Hamstring injuries are common among active and athletic individuals, especially those involved in high-speed running, distance running, or sports requiring sudden directional changes. Acute hamstring strains often occur as an eccentric strain during running or a stretch-type injury caused by simultaneous hip flexion and knee extension. Proximal hamstring tendinopathy is an overuse injury of the hamstring tendon as a result of chronic cicatrization of the musculotendinous unit. Repeated stress to the hamstring tendon leads to increased cellularity of tendon fibers, disruption of collagen, and subsequent microinjury of the tissue that attaches the tendon to bone. Management of hamstring injuries generally begins with nonoperative modalities consisting of eccentric rehabilitative exercise programs. Although various other treatment modalities are available, the comparative efficacy of these supportive measures is not well differentiated at this time.
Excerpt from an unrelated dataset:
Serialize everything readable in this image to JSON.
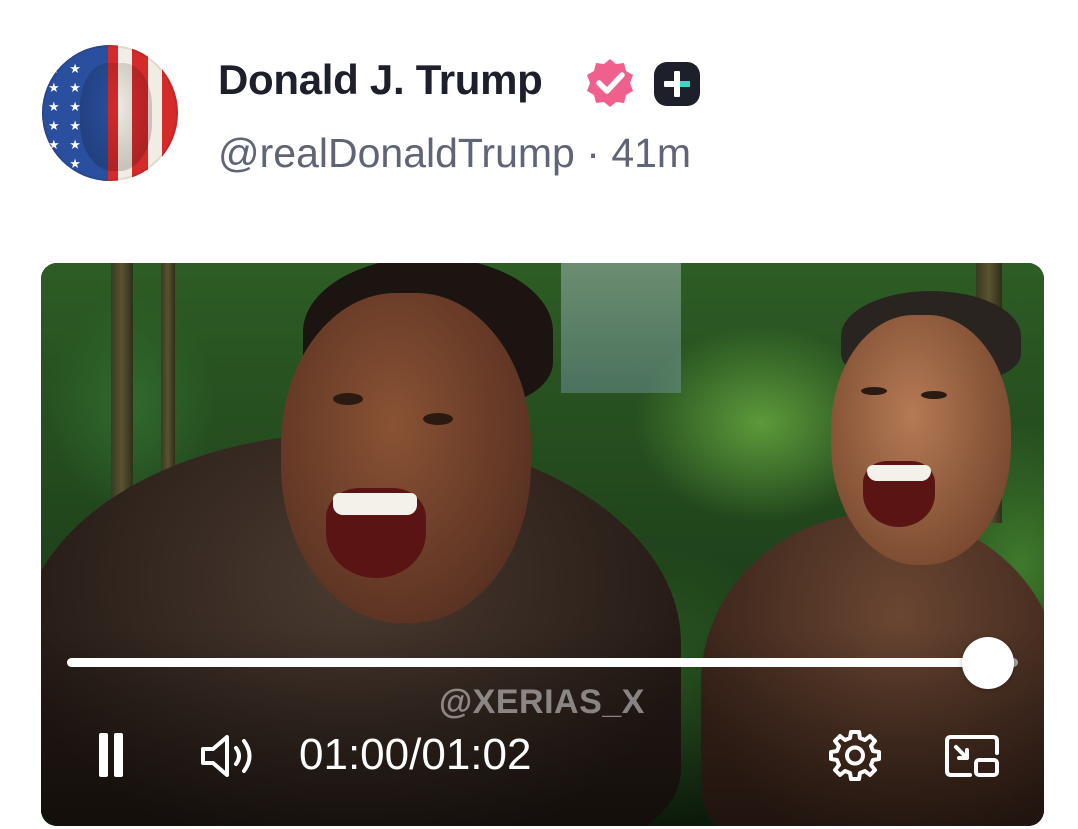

In this article, we review the current literature with regard to the nonoperative treatment of hamstring injuries, specifically focusing on acute hamstring muscle strains and proximal hamstring tendinopathy in order to provide supplementary insight on the effectiveness of current modalities.
ASJC Scopus subject areas
- Orthopedics and Sports Medicine